Many of the Japanese mountains and resorts, especially in Hokkaido are surprisingly low altitude (less than 1,500m summits!), but the vertical is still often 1,000m + because it snows right down to sea level (the views from the top of the Niseko resort(s) on a sunny day (rare) to the Sea of Japan and the frozen white coastline are breathtaking).
I couldn't recommend Myoko and Niseko more highly, and I'd be happy to retrace our steps exactly on the same trip next year. However our instructor in Myoko told us - just quietly - that his favourite resort area in Honshu is Shiga Kogen in Nagano Prefecture (not that much further from Myoko than Madarao), and that on Hokkaido there are several resorts closer to Sapporo than Niseko with even better quality snow. His suggestion was, rather than stay in a ski resort at all, stay in the cities (Nagano and Sapporo) and travel short distances each day to different resorts (each city has dozens of resorts within an hour's easy drive). He thought we might enjoy the greater range of cultural diversions in the cities, but to be honest we found ourselves completely immersed in Japan and all things Japanese in the little villages we were skiing in and around everyday and eating in every evening.
And I've really only talked about the skiing. I'd go back for the food alone, which was unbelievably good everywhere, even in the most remote villages. And for the people, who are not just unfailingly polite, but disarmingly thoughtful and charming and accomplished (our wonderful instructor in Myoko - Shimpei - was a genuine renaissance man). And for the sense of craft and care and the reverence for nature and tradition, but also for progress that is apparent in every aspect of Japanese life.
In addition to the skiing, we spent some time in Tokyo (which was mind-bogglingly good fun, manic but still somehow quaint and friendly and despite everything all still on a human scale). We didn't visit Kyoto this trip, but my wife has on a previous trip and says it offers a nice cultural counterpoint to Tokyo.
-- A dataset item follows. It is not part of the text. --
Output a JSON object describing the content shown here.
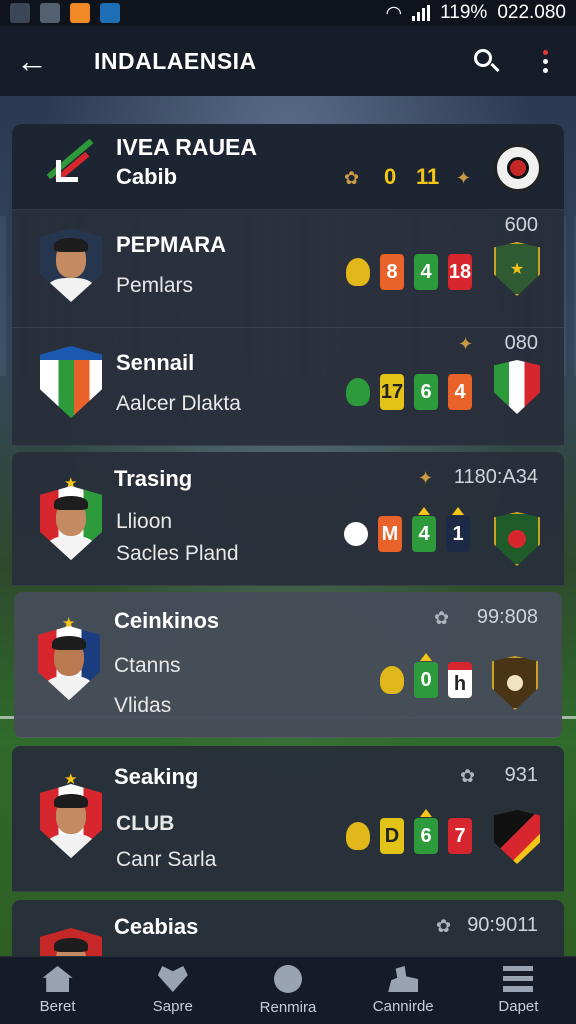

[Note. I originally posted this - or something very similar - in response to a question in the Mountain/Resort section, so apologies to anyone with feelings of deja vu all over again]
Edited by anthony17 - 2/5/11 at 4:00pm